◆ Task goal ◆
Below are some records. Write out the line that contains "Convert this screenshot" and all lines after it, exactly, but not the pictures.

◆ Dataset content ◆
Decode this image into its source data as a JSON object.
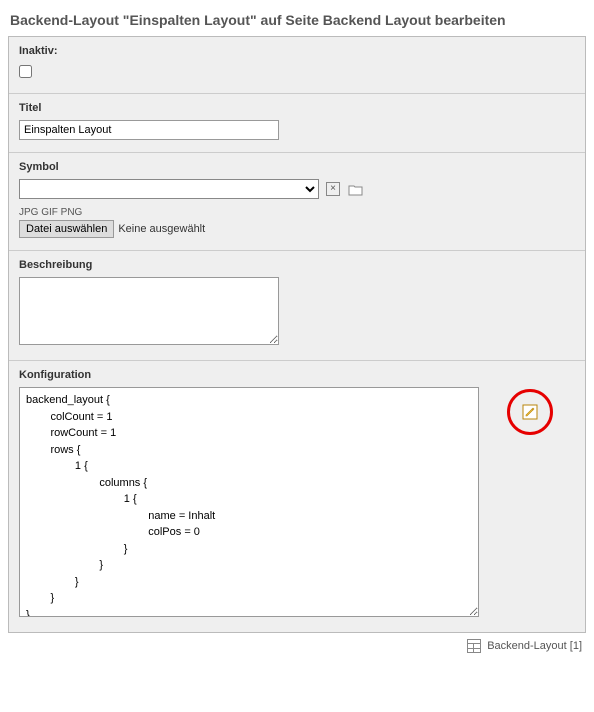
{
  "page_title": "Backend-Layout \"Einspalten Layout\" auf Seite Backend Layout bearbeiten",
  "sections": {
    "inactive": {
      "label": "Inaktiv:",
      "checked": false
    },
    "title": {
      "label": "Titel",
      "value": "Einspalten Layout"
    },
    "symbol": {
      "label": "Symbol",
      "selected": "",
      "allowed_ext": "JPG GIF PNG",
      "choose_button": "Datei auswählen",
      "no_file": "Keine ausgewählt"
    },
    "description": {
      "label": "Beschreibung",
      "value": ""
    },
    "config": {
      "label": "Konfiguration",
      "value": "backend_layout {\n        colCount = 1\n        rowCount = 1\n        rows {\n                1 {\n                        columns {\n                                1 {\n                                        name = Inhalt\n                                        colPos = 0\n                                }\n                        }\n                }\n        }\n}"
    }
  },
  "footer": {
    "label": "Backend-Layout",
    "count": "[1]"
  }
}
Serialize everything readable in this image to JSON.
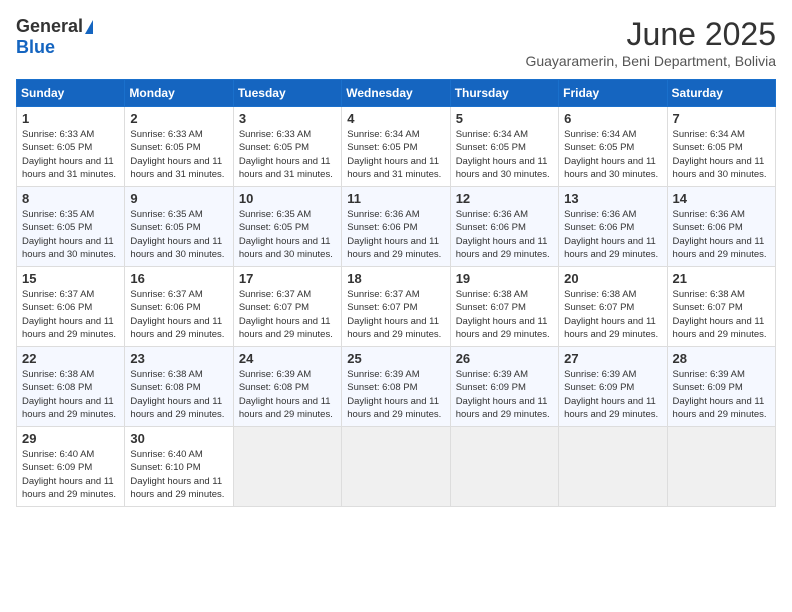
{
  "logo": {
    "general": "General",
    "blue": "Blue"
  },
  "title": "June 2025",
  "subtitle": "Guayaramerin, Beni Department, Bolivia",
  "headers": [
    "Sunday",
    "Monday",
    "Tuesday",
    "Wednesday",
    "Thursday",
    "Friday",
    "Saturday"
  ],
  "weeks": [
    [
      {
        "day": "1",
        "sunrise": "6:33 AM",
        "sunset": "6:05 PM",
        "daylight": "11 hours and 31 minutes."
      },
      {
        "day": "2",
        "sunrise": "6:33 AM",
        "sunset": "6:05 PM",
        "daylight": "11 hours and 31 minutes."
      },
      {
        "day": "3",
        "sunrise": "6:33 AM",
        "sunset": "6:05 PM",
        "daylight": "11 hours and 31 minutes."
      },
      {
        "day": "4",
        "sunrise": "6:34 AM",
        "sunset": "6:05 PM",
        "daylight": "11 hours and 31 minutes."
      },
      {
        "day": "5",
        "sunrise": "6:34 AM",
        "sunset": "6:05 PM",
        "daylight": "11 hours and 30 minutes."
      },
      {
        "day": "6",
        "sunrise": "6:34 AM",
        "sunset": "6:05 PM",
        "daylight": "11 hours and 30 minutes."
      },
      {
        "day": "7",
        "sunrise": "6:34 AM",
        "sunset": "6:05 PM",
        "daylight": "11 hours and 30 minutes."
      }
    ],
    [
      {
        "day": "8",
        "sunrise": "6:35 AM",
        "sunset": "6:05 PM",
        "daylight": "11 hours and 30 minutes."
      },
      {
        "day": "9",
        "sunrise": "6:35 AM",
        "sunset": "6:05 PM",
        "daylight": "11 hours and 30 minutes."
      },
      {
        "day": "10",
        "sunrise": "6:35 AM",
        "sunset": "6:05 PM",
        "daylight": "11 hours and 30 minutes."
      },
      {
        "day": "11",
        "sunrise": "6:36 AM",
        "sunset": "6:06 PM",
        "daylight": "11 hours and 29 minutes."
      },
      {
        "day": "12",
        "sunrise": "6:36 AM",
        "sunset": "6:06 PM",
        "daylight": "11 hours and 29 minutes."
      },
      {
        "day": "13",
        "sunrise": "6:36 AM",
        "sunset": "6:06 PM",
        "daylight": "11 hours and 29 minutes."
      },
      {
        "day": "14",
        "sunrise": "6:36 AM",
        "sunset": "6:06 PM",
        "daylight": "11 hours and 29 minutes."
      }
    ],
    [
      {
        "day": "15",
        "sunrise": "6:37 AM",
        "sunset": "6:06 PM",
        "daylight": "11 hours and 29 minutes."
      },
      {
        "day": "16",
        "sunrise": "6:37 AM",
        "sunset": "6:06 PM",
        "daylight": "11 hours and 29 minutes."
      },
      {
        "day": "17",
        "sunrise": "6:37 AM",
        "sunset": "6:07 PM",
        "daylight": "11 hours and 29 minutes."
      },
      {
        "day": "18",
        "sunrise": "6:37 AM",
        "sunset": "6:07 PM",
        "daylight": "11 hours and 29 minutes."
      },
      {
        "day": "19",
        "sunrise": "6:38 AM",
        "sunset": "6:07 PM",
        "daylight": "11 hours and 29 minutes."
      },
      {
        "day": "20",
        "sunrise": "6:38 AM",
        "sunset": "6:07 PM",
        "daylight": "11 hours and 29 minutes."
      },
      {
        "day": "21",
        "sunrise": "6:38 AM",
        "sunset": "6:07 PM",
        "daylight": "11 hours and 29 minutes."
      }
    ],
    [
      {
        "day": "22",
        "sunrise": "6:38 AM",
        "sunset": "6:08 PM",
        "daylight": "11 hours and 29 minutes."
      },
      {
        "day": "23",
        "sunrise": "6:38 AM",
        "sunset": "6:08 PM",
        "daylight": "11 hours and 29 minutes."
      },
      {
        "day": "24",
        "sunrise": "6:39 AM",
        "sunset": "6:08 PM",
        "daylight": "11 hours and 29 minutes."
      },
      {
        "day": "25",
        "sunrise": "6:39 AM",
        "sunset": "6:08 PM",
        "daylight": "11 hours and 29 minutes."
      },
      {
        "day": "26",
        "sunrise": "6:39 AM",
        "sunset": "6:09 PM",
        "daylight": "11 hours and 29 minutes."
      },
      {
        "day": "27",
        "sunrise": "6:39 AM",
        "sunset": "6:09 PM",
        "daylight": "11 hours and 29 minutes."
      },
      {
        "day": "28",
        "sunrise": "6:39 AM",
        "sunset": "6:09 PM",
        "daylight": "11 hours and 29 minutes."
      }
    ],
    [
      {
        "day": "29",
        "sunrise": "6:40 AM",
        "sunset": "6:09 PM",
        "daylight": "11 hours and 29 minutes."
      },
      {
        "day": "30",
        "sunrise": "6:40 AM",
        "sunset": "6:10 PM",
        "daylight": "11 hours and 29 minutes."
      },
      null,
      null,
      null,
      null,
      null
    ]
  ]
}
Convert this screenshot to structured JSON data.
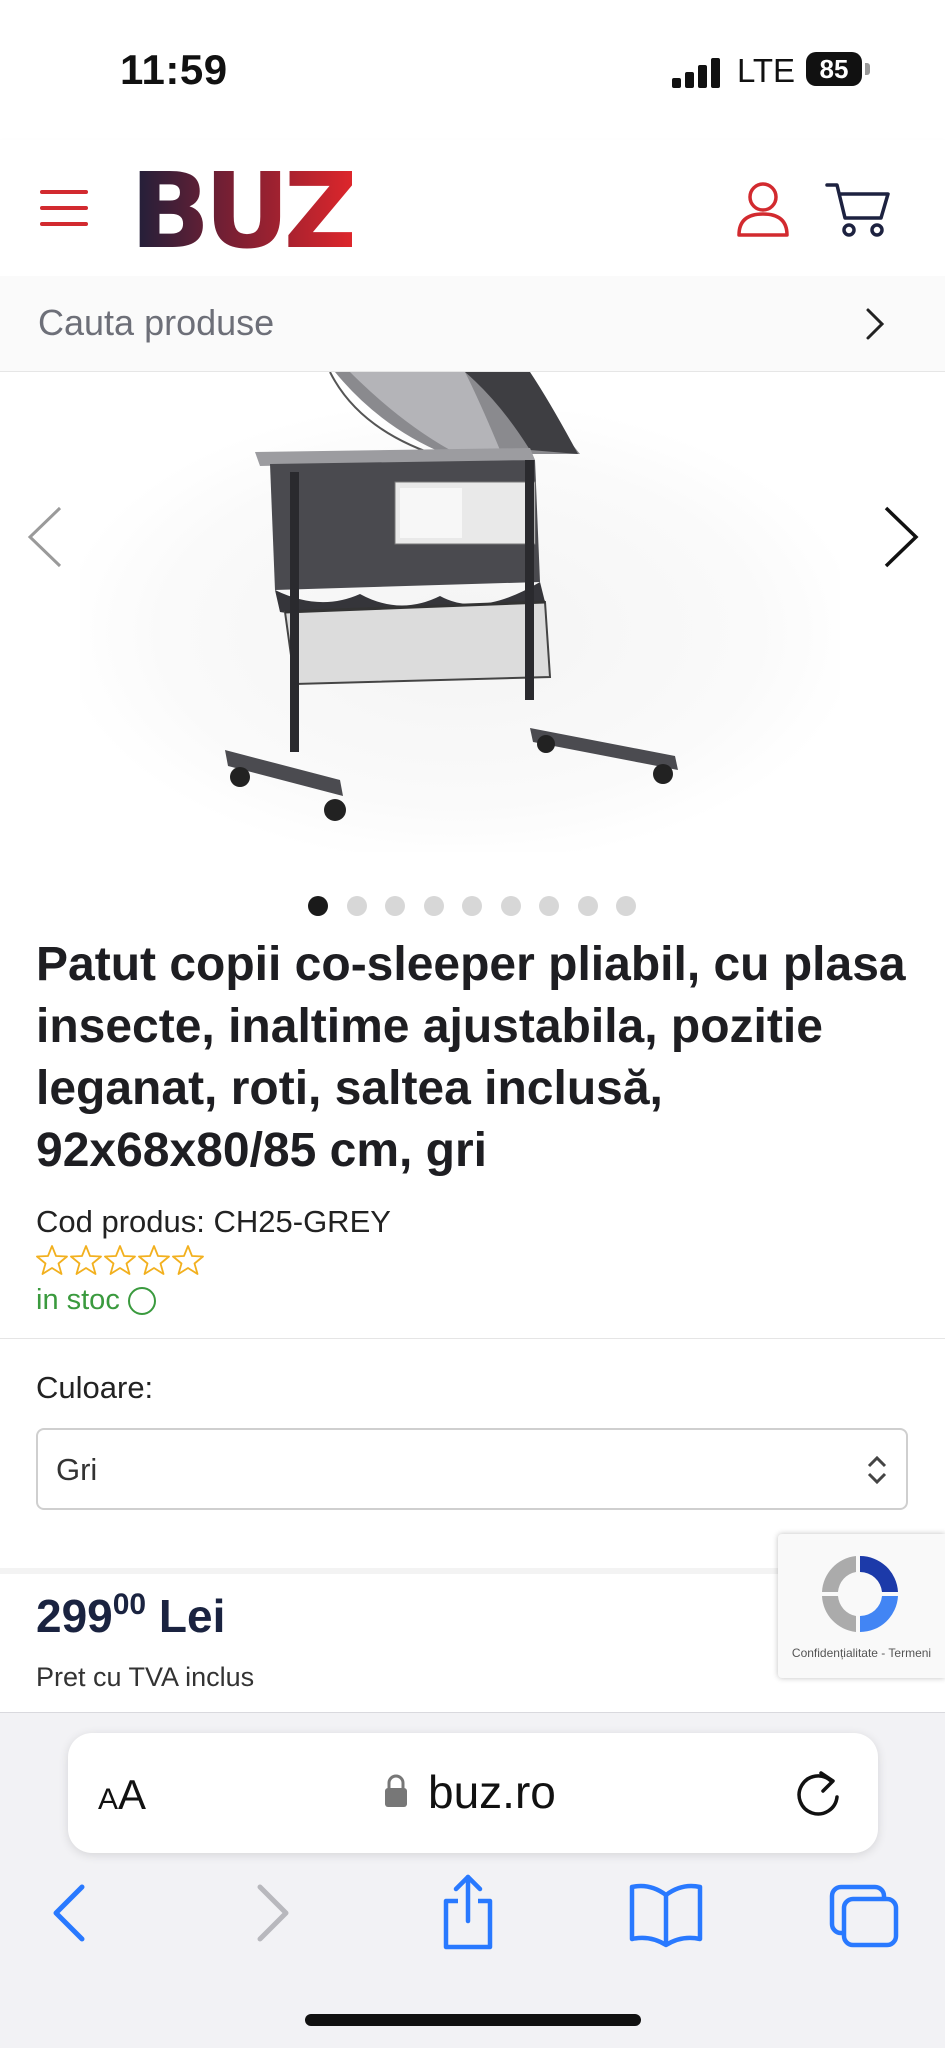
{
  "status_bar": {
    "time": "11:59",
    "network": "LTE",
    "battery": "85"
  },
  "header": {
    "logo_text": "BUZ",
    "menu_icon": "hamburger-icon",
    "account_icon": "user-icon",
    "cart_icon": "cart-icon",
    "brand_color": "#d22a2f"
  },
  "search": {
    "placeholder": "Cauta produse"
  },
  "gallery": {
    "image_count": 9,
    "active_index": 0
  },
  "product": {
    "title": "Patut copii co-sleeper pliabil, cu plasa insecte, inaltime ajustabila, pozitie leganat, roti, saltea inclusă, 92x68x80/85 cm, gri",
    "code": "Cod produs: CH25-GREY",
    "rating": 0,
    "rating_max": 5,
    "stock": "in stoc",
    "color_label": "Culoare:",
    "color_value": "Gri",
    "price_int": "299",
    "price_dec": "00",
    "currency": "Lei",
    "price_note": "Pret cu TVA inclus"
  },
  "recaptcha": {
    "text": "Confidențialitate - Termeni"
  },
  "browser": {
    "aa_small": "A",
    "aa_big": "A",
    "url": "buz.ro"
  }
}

◆ Result ◆
Convert this screenshot to structured JSON data.
{
  "status_bar": {
    "time": "11:59",
    "network": "LTE",
    "battery": "85"
  },
  "header": {
    "logo_text": "BUZ",
    "menu_icon": "hamburger-icon",
    "account_icon": "user-icon",
    "cart_icon": "cart-icon",
    "brand_color": "#d22a2f"
  },
  "search": {
    "placeholder": "Cauta produse"
  },
  "gallery": {
    "image_count": 9,
    "active_index": 0
  },
  "product": {
    "title": "Patut copii co-sleeper pliabil, cu plasa insecte, inaltime ajustabila, pozitie leganat, roti, saltea inclusă, 92x68x80/85 cm, gri",
    "code": "Cod produs: CH25-GREY",
    "rating": 0,
    "rating_max": 5,
    "stock": "in stoc",
    "color_label": "Culoare:",
    "color_value": "Gri",
    "price_int": "299",
    "price_dec": "00",
    "currency": "Lei",
    "price_note": "Pret cu TVA inclus"
  },
  "recaptcha": {
    "text": "Confidențialitate - Termeni"
  },
  "browser": {
    "aa_small": "A",
    "aa_big": "A",
    "url": "buz.ro"
  }
}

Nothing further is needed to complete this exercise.